Do your recruiters and middle managers need a talk on bias training? Do your hiring managers need to revisit your interview questionnaires to give way to a diverse interview process and inclusive recruitment?
This is also an opportune time to revisit what hiring practices can potentially be purveyors of unconscious bias and is detrimental to attracting diverse job candidates. Re-examine how you write job descriptions and if they include the experiences and backgrounds of all potential job candidates. Do your job descriptions promote inclusive language?
Revisiting and overhauling your hiring practices to promote diversity and inclusion may be a lot of work. However, if your organization truly understands the value of diversity and inclusion in the workplace, and if you are looking forward to reaping the benefits of an inclusive workplace, then this would all be worth it.
4. Get the Help of a Staffing Agency Committed to Diversity and Inclusion.
Sometimes, companies are so preoccupied with daily operations and deliverables, such that having someone from within the organization tackle diversity in the workplace already becomes a tall order and unsustainable. Worse, the sheer difficulty of attracting top talent due to the talent shortage and the skills gap can be a bane to your company’s quest for real inclusion and diversity.
In these circumstances, your natural best bet would be to work with a partner who truly understands how you value diversity and how much you need to attract the right talent to your organization.
Consider Strategic Systems as a partner for your staffing and DEI needs. With over two decades of success and an unmatched reputation anywhere else, allow us to be your partner in creating a buoyant company with the right talent and diversity to make you tower above the rest. Talk to us today!
1 Recruiting a Diverse Workforce | Glassdoor for Employers. https://www.glassdoor.com/employers/blog/diversity/.
2 Hunt, Dame Vivian, et al. “Delivering through Diversity.” McKinsey & Company, McKinsey & Company, 18 Jan. 2018, https://www.mckinsey.com/capabilities/people-and-organizational-performance/our-insights/delivering-through-diversity.

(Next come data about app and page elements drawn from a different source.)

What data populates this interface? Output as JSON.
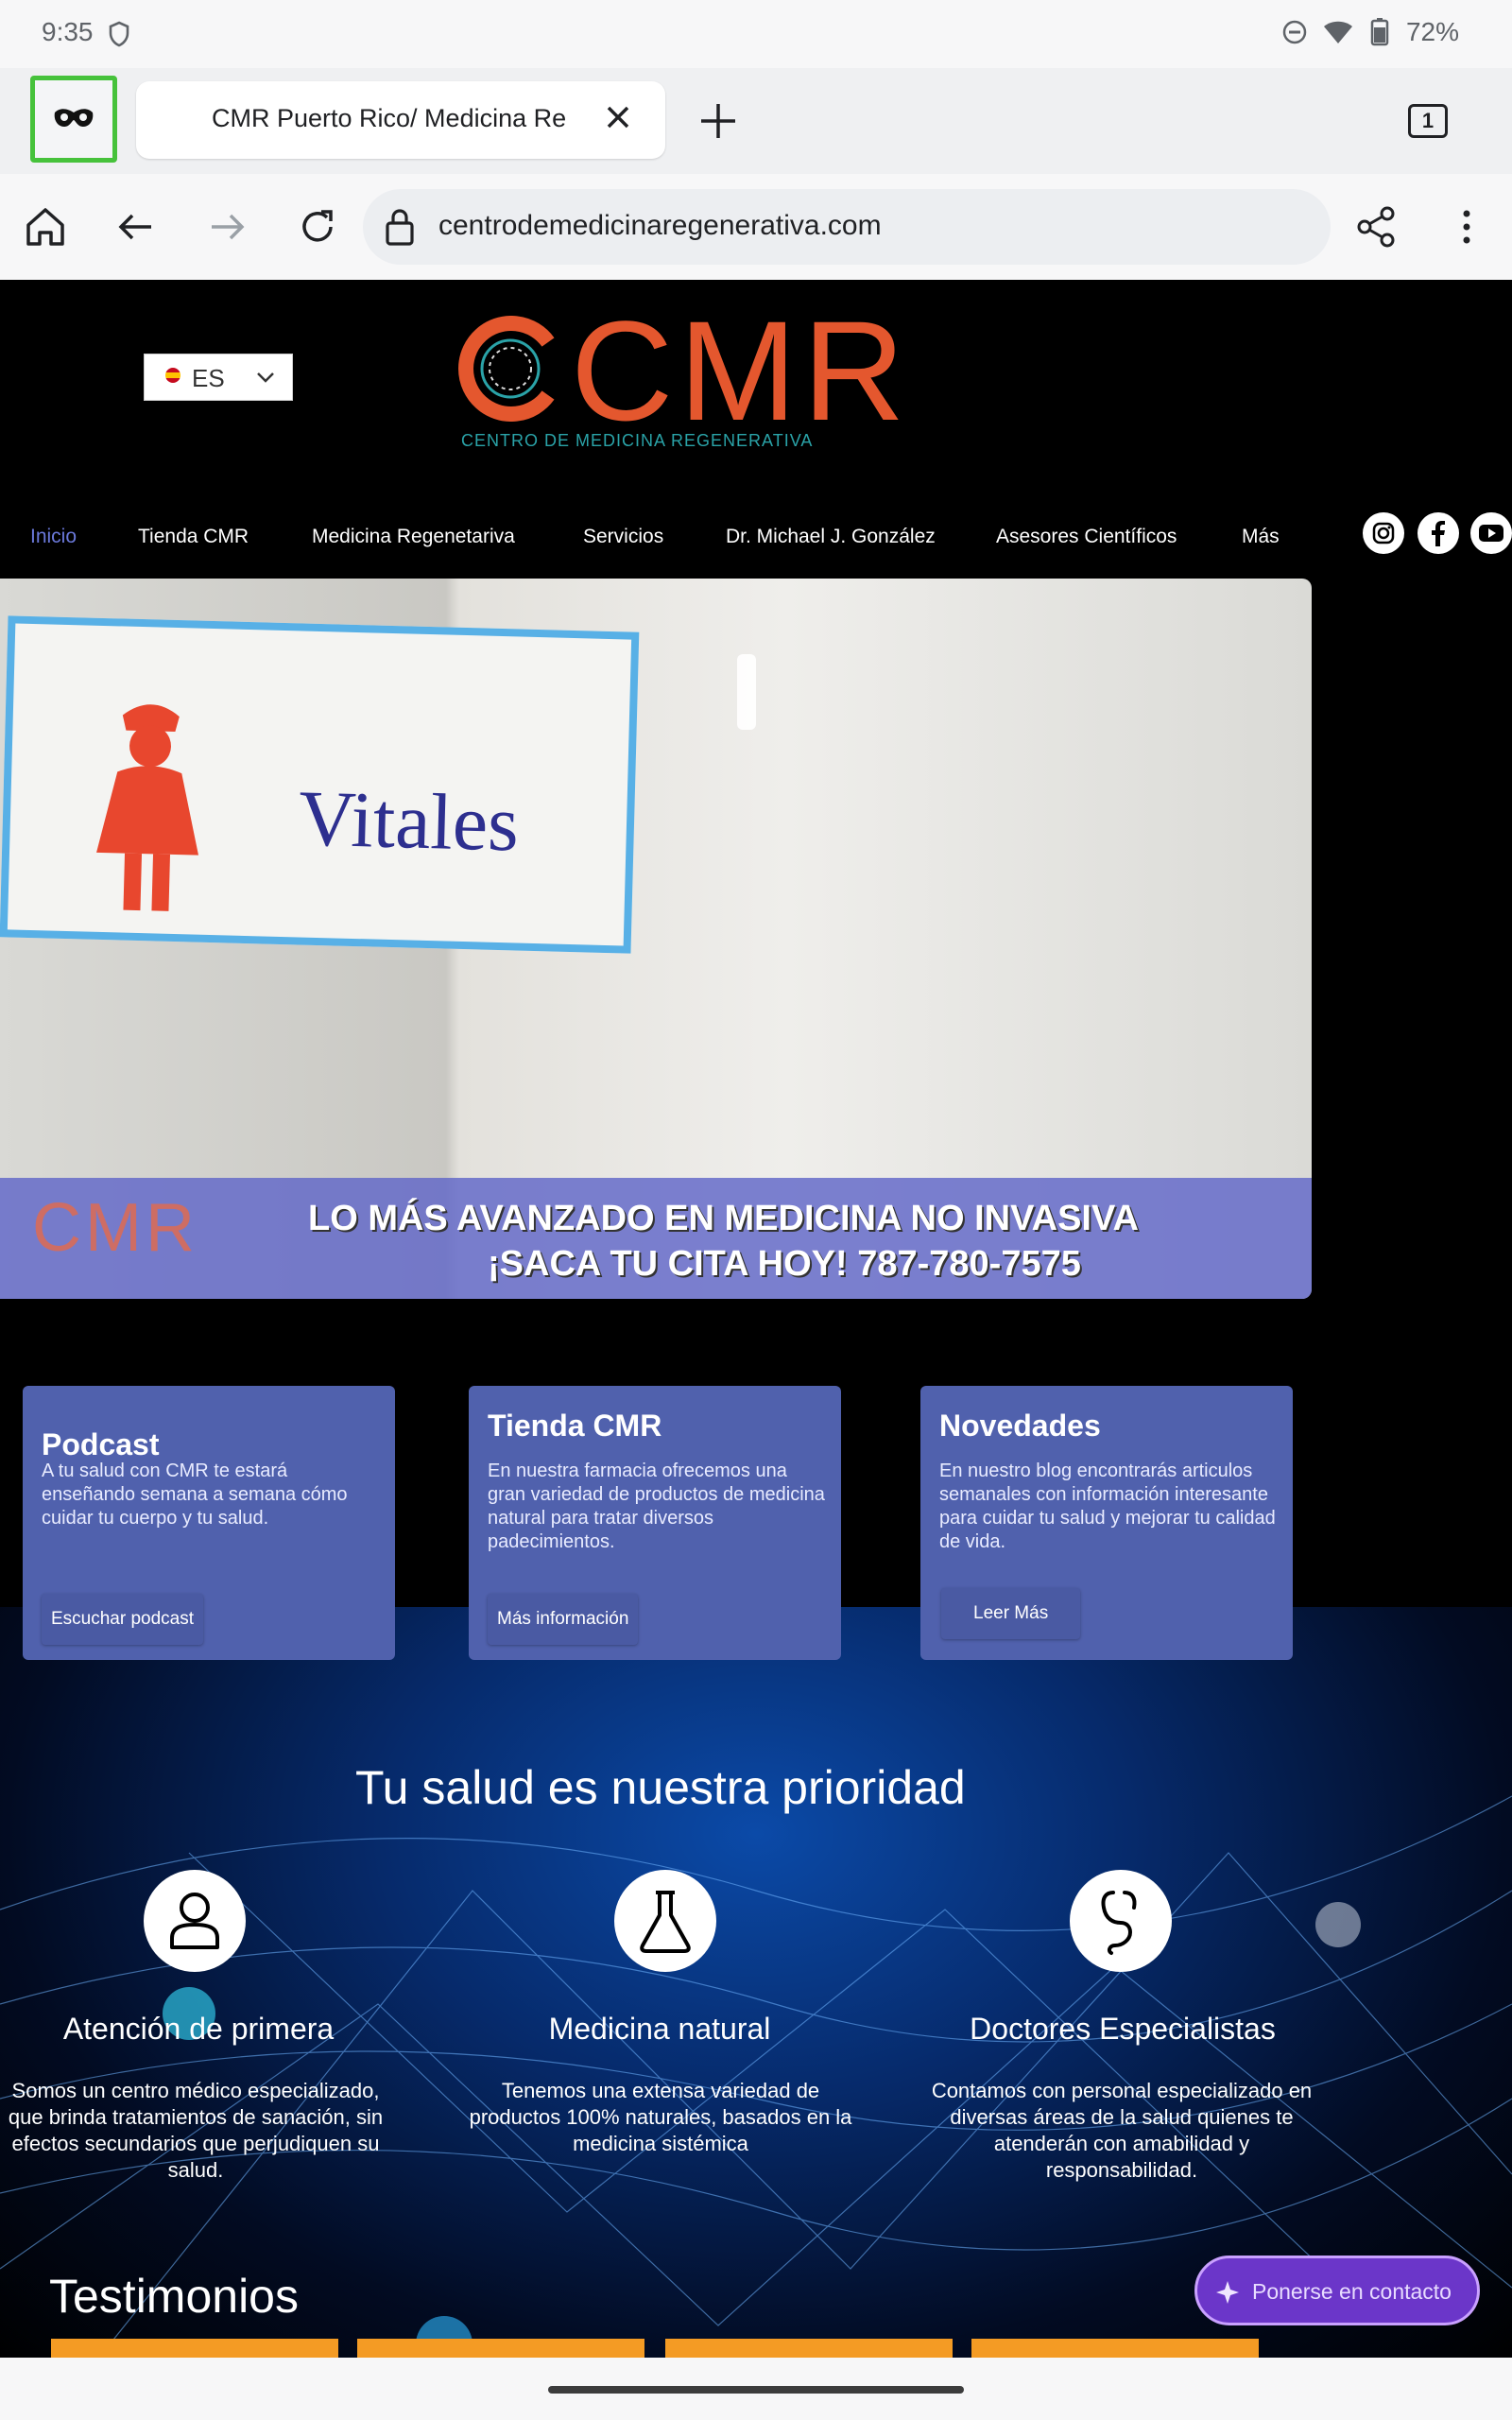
{
  "status_bar": {
    "time": "9:35",
    "battery": "72%"
  },
  "browser": {
    "tab_title": "CMR Puerto Rico/ Medicina Re",
    "tab_count": "1",
    "url": "centrodemedicinaregenerativa.com"
  },
  "site": {
    "language": "ES",
    "logo_main": "CMR",
    "logo_sub": "CENTRO DE MEDICINA REGENERATIVA",
    "nav": [
      "Inicio",
      "Tienda CMR",
      "Medicina Regenetariva",
      "Servicios",
      "Dr. Michael J. González",
      "Asesores Científicos",
      "Más"
    ],
    "hero": {
      "sign_text": "Vitales",
      "banner_logo": "CMR",
      "line1": "LO MÁS AVANZADO EN MEDICINA NO INVASIVA",
      "line2": "¡SACA TU CITA HOY!  787-780-7575"
    },
    "cards": [
      {
        "title": "Podcast",
        "text": "A tu salud con CMR te estará enseñando semana a semana cómo cuidar tu cuerpo y tu salud.",
        "button": "Escuchar podcast"
      },
      {
        "title": "Tienda CMR",
        "text": "En nuestra farmacia ofrecemos una gran variedad de productos de medicina natural para tratar diversos padecimientos.",
        "button": "Más información"
      },
      {
        "title": "Novedades",
        "text": "En nuestro blog encontrarás articulos semanales con información interesante para cuidar tu salud y mejorar tu calidad de vida.",
        "button": "Leer Más"
      }
    ],
    "priority_heading": "Tu salud es nuestra prioridad",
    "features": [
      {
        "title": "Atención de primera",
        "text": "Somos un centro médico especializado, que brinda tratamientos de sanación, sin efectos secundarios que perjudiquen su salud."
      },
      {
        "title": "Medicina natural",
        "text": "Tenemos una extensa variedad de productos 100% naturales, basados en la medicina sistémica"
      },
      {
        "title": "Doctores Especialistas",
        "text": "Contamos con personal especializado en diversas áreas de la salud quienes te atenderán con amabilidad y responsabilidad."
      }
    ],
    "testimonials_heading": "Testimonios",
    "contact_button": "Ponerse en contacto"
  }
}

3 6 Ways to Boost Morale at Work – Indeed. https://www.indeed.com/hire/c/info/boosting-employee-morale.